Martyn Brabbins is famous for his interpretations of British music, and critically acclaimed for his previous recordings on Chandos of works by Bax, Clifford, Bainton and Gregson.

Scott’s music is highly appealing.

Cyril Scott was an artist of immense standing amongst his contemporaries. Debussy wrote of him, ‘Cyril Scott is one of the rarest artists of the present generation…’ and Elgar acknowledged Scott’s influence in his treatment of harmony. Scott failed to receive attention after the First World War for he did not connect with the musical establishment as it developed. His posthumous lack of popularity is unfathomable as his music has a personality and integrity which demand, nearly half a century on, that we revisit it.
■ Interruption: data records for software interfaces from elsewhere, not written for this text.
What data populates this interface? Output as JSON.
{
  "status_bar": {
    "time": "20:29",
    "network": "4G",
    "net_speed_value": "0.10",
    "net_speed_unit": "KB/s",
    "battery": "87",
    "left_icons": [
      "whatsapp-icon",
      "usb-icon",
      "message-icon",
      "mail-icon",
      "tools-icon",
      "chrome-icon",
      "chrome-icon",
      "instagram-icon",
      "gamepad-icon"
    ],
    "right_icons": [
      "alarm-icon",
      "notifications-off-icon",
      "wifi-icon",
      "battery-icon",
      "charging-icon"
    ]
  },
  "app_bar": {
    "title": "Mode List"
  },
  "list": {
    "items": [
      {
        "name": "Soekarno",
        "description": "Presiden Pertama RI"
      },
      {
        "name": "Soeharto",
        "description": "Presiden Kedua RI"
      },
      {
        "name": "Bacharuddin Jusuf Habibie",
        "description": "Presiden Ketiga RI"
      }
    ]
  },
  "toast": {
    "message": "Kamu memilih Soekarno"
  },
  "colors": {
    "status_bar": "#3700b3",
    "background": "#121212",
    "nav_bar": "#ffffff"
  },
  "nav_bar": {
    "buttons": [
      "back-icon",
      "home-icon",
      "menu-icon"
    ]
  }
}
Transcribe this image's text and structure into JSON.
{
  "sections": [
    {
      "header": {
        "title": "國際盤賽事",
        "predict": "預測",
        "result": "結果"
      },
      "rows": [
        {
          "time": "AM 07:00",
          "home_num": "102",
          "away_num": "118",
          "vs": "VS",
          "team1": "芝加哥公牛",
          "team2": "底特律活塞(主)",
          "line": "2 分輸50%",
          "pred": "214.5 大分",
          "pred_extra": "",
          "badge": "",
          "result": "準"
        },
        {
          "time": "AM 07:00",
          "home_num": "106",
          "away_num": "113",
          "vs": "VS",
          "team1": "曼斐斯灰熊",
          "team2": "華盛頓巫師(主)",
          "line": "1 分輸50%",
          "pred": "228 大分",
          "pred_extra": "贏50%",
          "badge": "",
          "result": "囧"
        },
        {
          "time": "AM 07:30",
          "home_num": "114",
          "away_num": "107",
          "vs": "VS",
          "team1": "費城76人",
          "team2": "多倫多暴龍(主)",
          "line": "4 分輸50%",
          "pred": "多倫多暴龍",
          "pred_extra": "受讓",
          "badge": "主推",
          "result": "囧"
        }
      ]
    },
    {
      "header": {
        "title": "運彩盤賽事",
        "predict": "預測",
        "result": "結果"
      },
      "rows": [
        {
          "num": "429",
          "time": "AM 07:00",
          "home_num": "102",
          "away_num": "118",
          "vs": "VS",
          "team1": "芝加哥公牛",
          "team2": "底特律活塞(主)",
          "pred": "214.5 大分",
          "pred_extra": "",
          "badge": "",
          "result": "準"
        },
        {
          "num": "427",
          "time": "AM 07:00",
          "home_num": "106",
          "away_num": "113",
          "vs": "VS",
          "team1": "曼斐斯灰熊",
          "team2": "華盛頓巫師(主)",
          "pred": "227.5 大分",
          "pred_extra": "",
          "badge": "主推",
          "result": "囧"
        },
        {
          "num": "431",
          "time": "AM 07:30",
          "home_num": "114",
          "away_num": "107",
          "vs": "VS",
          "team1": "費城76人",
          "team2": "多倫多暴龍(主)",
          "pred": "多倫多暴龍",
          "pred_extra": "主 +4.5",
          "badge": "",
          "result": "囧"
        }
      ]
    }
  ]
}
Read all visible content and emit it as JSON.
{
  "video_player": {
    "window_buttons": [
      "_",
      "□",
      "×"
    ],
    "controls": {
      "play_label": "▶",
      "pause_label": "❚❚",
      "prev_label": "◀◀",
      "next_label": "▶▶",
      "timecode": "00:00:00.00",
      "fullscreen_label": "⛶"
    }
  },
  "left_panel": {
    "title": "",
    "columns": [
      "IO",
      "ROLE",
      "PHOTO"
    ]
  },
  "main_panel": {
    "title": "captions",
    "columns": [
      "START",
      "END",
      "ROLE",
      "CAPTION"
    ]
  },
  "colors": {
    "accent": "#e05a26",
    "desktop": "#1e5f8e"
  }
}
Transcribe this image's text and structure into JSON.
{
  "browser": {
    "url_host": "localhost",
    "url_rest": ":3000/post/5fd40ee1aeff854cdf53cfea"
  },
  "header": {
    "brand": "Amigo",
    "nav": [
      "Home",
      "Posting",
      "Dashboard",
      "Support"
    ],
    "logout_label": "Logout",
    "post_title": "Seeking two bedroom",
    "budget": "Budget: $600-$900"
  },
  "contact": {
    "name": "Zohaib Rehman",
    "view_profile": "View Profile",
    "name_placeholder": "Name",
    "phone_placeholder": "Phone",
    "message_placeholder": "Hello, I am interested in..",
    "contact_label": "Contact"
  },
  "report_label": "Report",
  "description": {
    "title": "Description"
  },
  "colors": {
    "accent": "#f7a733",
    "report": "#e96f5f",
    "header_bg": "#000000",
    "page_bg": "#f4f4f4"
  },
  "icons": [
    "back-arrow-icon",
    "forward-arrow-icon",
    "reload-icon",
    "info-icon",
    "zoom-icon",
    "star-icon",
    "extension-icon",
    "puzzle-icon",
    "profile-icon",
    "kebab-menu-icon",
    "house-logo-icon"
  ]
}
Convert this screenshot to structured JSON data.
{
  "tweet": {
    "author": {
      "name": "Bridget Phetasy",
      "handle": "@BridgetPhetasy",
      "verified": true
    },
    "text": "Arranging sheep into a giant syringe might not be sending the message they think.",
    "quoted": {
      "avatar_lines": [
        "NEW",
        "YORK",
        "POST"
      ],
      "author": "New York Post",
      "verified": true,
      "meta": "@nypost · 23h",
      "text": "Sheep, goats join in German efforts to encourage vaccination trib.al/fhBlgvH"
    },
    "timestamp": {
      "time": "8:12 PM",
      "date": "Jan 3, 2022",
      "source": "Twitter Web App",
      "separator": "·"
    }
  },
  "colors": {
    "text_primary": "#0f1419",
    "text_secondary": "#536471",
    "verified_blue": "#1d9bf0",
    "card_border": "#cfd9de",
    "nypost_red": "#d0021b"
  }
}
This release places Scott’s early masterpiece, the first Piano Concerto, alongside one of the larger orchestral works composed after the Second World War. Performed here by Howard Shelley, the large scale Piano Concerto was composed immediately before the First World War and premiered by Scott himself, with the London Symphony Orchestra under the baton of his friend Sir Thomas Beecham. Scott’s static and exotic harmony, and his use of ostinati, repeated motifs, exotic orchestral colours and the bell-like effect of repeated fourths lend the work an oriental sound world. Scott himself said about it: ‘It’s as if Scarlatti had lived in China’. Symphony No. 4 was completed in 1952 but has not been performed until now and with this release receives its world premiere recording. Clearly influenced by Ravel and Debussy, particularly at the climax points, Scott composes melodic lines that are richly chromatic, and his orchestration is colourful and constantly changing. This work is coupled with Early One Morning, a single-movement ‘Poem’ for piano and orchestra.

Howard Shelley is, as usual, an impeccable soloist… this release represents a remarkable discovery in 20th-century British music: excellent recording, too.

Howard Shelley and the BBC Philharmonic span the idiom with panache and sensibility, identifying a composer whose credentials as an individualist in English music are greatly enhanced be this recording.

Scott’s scoring is extravagant but lucid, his harmony sensuous and involving, and his structures are free but controlled… This is a CD of terrific music, its demands comprehensively met by the musicians, and the recording
International Record Review

This second release in Chandos’ Cyril Scott series is entirely up to the technical standards of the first… beautifully recorded and equally eloquent performances by Howard Shelley… Brabbins directs sympathetic and characterful performances, skilfully delineating the strands in Scott’s orchestral web. Well worth any British music-lover’s time.
BBC Music Magazine

The performances are immaculate and the recording admirably clear and tangible, reflecting the music itself: an aural feast.
International Record Review

From what I remember of John Ogdon’s recording, Shelley’s interpretation flows better, but the core of the music, like that of Delius, is the present sensual moment.

Shelley makes rich adventures of Scott’s 1913 rhapsodic Piano Concert. High tension in a burning string unison precedes his majestic first entry. An animato section tempts from him a spirited skip towards a reflective strolling andante. The haunting chord that opens both the first and last movements of the Fourth Symphony lingers long enough to insinuate itself. One senses Brabbins revelling in the gamut – the mesmerising slow movement, the clownish scherzo. Shelley reappears in Early One Morning, a poetic concertino that picks over the folk song with almost psychoanalytical pedantry.
The Times

S Klausen

G Snell